international volatility?
For the world to understand
the party, the heart of the matter
is to explain why and how it
avers that its one-party system,
under current national
conditions, is optimum for
China.
All systems of governance
have trade-offs. The benefits of a
one-party system include the
capacity to implement critical
policies rapidly, such as the
stimulus package during the
financial crisis of 2008 that
insulated China from the worst
of the recession. A one-party
system can also assure that
strategies which require longterm commitment have longterm commitment (for example,
China’s western development).
The cost or danger of a oneparty system is that society is

much more dependent on the
quality of its leaders, and much
more vulnerable to their
vicissitudes and excesses. While
China’s one-party system has
had great success during the
period of reform, in decades
prior, when leftist ideology was
enforced with oppressive
zealotry, waves of political mass
movements decimated the
country and impoverished the
people.
There are trade-offs, too, in
public restrictions, particularly
in the media. Although some
believe China would be more
stable with a multiparty system,
such a forecast seems wishful
thinking, disconnected from
Chinese realities.
While I agree that China
today is best served by its oneparty system, for the party to
retain its ruling status, it has a
higher obligation to enhance
standards of living and personal
well-being, which includes
increasing democracy,
transparency in governance,
public oversight of government,
various freedoms, rule of law,
and human rights.
If the world does not
understand the party, it is its
responsibility to reach out to the
world. That’s what this series of
books is all about. Foreigners
may disagree with the party, but

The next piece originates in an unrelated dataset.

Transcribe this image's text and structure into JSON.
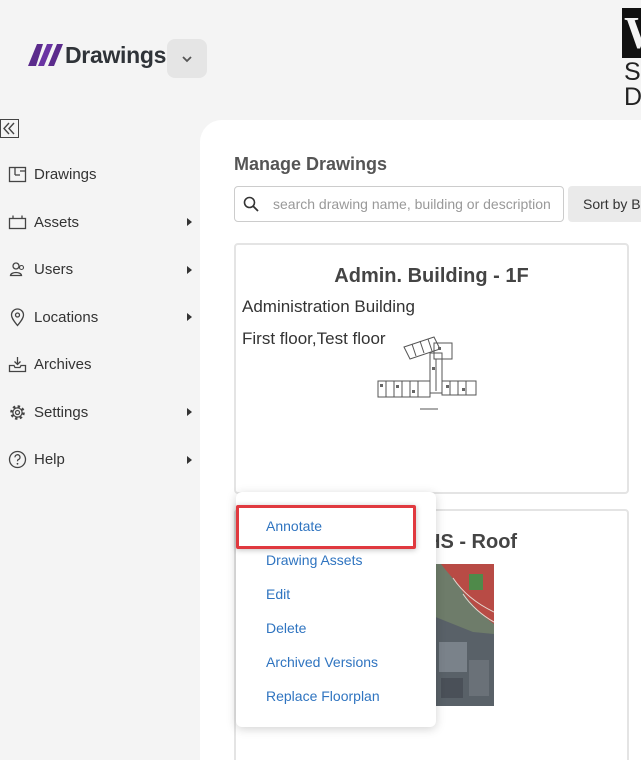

all who need to know China, all
who think they know China,
must understand it.
Robert Lawrence Kuhn is an
international corporate strategist
and political/economics
commentator. This article is
based on a keynote speech he
will give at the book launch